Macy’s More Aggressively Promotes Its App and Indoor Location
November 23, 2015 | Contributed by: Greg Sterling
Despite massive consumer in-store smartphone usage, most traditional retailers have yet to develop compelling apps. In an ideal world, a mobile app would operate as an in-store assistant that helps consumers find products, answer questions and check out.
Mostly that hasn’t happened. Whether because they didn’t fully “get it” or because of organizational issues, inertia or IT resistance, retailers have been slow to realize the vision of how apps could help them increase shopper satisfaction, basket size and loyalty.
With some notable exceptions most retailer apps historically have been small-screen e-commerce sites and not in-store assistants. However the two aren’t mutually exclusive. Yet, frustrated by poor app-user adoption and retention some retailers have even started backing away from apps, despite the fact that they represent the bulk of consumer time spent with mobile.
Macy’s is now making a much more aggressive push to get users (specifically those on its email list) to download its app. This is smart; these individuals (including me) are loyal or potentially loyal shoppers who are more likely to download and retain the app. And a good in-store mobile app experience could become a competitive “game changer” that would cause greater frequency at Macy’s vs. competitive retailer without a comparable app-based in-store experience.
The Macy’s collateral-images above come from an email I received today. The email is surprising for its depth and detail. It pretty extensively lays out the features and benefits of the Macy’s app, especially for the in-store shopper. It also explains how to configure Bluetooth and location services for use in the store.
The first screen above pitches downloading the app for in-store deal alerts — the most “basic” argument for a retailer app and in-store location. The second image is a bit of a primer on how to enable location-based notifications. Other screens, not pictured, sell the many benefits of using the app in stores.
Target, Macys and several other retailers are starting to realize how mobile devices are really central to effective omni-channel strategies.

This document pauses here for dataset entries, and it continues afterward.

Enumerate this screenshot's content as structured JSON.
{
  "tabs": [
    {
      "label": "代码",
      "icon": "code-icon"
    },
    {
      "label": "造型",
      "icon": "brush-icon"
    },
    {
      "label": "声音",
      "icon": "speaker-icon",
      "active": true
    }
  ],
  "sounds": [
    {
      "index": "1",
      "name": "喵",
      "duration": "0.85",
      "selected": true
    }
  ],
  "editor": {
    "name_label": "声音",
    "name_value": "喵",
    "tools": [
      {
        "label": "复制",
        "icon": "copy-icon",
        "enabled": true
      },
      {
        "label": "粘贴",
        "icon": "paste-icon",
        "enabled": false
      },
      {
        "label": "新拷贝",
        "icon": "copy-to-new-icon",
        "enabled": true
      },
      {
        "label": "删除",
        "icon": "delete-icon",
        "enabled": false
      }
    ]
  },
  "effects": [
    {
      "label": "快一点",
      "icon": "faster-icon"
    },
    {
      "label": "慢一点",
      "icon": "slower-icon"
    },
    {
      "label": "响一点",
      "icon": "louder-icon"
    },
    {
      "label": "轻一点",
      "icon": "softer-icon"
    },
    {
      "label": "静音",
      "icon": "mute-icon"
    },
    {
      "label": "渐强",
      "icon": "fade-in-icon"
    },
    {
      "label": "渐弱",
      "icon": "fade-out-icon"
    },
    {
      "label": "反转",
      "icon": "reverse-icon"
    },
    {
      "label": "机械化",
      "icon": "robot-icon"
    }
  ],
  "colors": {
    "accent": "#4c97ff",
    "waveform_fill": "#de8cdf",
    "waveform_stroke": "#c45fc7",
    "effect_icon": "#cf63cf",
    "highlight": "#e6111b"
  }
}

Mobile apps are not simply a nice-to-have complement to other digital channels. They’re a must-have core component increasingly synonymous with consumer brand perception.